In this chapter, we present fragments of previously unpublished correspondence between Ludwig Lachmann and G. L. S. Shackle on the nature of institutions. This correspondence allows us to rationally reconstruct a theory of institutions, which extends Lachmann’s theoretical work. Shackle pointed out to Lachmann that institutions might be inputs into economic activities and that they themselves may be reproduced and transformed by these activities. Lachmann in turn contended that institutions consist of “instruments of interpretation.” We develop the concept of “instruments of interpretation” as a subset of institutions. These instruments are mental models and cognitive tools which are (1) inputs complementary to capital goods (2) jointly produced, reproduced, and transformed through economic activity. We suggest that in contrast to privately produced capital goods, parts of the institutional infrastructure are produced jointly as shared goods because the use of certain institutional elements is non-exclusive and non-subtractable; these elements – instruments of interpretation – are produced and reproduced by sharing and contributions through a process of joint production. This chapter explicitly connects two different but essential themes in Lachmann’s work: capital, and institutions. By combining these two strands of Lachmann’s work, we are able to demonstrate that there is a cross-complementarity between institutional orders and capital structures. This connection in turn provides a thicker understanding of the workings of markets.
|Persistent URL||dx.doi.org/10.1108/S0743-41542019000037B005, hdl.handle.net/1765/118560|
|Journal||Research in the History of Economic Thought and Methodology|
Dekker, E, & Kuchař, P. (2019). Lachmann and Shackle: On the Joint Production of Interpretation Instruments.
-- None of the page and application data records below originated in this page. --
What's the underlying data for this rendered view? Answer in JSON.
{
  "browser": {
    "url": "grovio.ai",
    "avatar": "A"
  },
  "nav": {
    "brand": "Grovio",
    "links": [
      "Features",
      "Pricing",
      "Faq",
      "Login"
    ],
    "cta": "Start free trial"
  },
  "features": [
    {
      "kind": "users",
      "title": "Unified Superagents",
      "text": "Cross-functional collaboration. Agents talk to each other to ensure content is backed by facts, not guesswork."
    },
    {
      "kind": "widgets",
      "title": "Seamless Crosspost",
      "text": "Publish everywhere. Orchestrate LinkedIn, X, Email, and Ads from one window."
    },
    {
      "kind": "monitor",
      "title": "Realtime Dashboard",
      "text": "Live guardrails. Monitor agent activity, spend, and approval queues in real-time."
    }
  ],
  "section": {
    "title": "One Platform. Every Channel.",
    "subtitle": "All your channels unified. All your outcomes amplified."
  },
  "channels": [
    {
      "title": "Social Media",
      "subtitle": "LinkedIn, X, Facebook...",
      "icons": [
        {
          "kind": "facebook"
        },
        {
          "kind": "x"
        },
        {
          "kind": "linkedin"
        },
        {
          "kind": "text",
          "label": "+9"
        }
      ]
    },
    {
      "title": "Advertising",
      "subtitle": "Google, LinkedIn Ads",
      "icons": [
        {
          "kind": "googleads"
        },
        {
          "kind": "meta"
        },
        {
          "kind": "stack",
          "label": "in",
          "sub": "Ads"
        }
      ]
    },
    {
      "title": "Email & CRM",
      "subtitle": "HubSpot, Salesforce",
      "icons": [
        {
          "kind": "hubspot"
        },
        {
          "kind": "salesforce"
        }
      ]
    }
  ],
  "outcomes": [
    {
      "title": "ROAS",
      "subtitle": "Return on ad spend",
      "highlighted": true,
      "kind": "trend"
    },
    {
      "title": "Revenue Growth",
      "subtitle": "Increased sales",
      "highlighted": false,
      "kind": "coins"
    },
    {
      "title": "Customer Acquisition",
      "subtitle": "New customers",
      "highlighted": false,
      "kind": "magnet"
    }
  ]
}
Research in the History of Economic Thought and Methodology, 37(b), 25–42. doi:10.1108/S0743-41542019000037B005